The drastic increase in overdoses and deaths connected to illicitly purchased Norco is disturbing and has pushed policymakers to find a solution for getting this drug off the streets. This is a collaborative effort among law enforcement officials, medical professionals, and public health personnel to spread awareness about the dangerous fentanyl-laced Norco. Emergency departments and local poison control centers need to learn the side effects of a fentanyl overdose and how to treat it properly to an prevent overdose.
In 2015, a similar problem occurred when two people died from ingesting counterfeit Xanax laced with fentanyl. There are ongoing efforts to identify the exact source of the counterfeit drugs in California. Patients experiencing signs of a fentanyl overdose should seek medical help immediately and tell health care professionals where the counterfeit product was acquired. It’s now a physician’s job to inquire about the illicit purchase of the Norco pills containing fentanyl and to inform local poison centers and other health departments about the issue.

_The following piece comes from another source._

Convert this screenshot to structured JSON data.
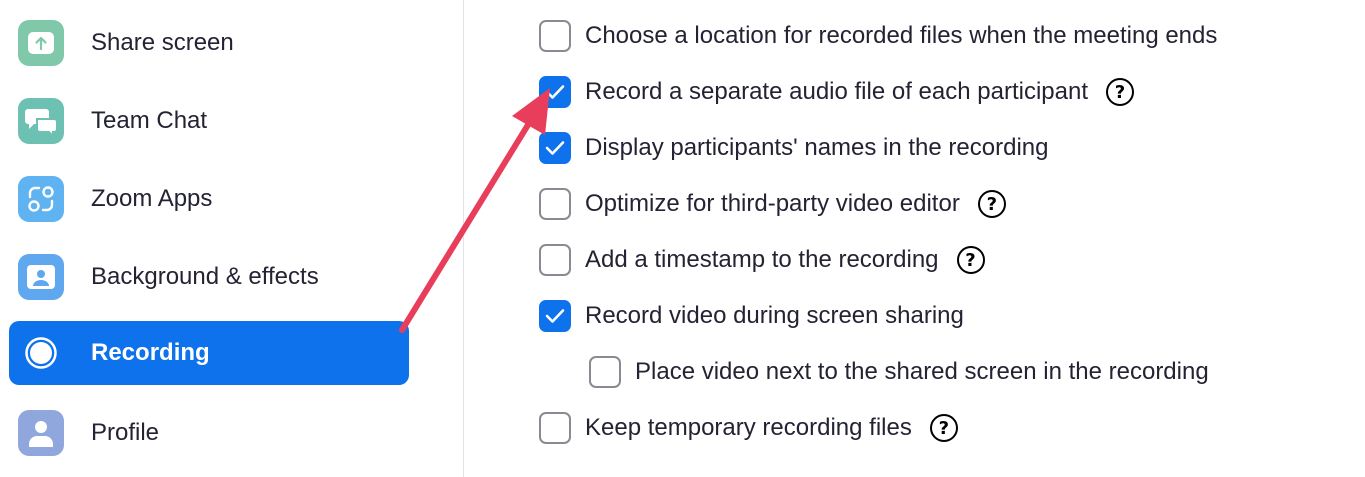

Finding the source of the counterfeit pills is the number one priority for California law officials right now. As an emerging threat to public health, the Centers for Disease Control and Prevention has issued a report that encourages the public to realize the hazards of purchasing prescription medications from anywhere other than a health care provider or reputable pharmacy.
Many overdose cases involving Norco aren’t illicit drug abusers, but ordinary pain patients who turned to the black market for medication when they could no longer get a prescription. The counterfeit Norco pills put these patients at risk of accidental overdose, some of which are fatal. Some policymakers blame the increase in people buying prescription narcotics illegally on strict regulations for prescribing painkillers. By passing off fentanyl as a legitimate narcotic, drug dealers are tapping into the growing black market of patients buying opioids after prescriptions for pain medication have run out.
Educating people about the risks of black market Norco pills is an important part of getting this narcotic off the streets. Patients who are cut off from opioids should seek help for withdrawal symptoms in local rehabilitation clinics and find a healthy way to reduce pain such as therapies and holistic medicine. If you or someone you know has been a victim of counterfeit Norco pills, contact your local authorities to anonymously report where you bought it.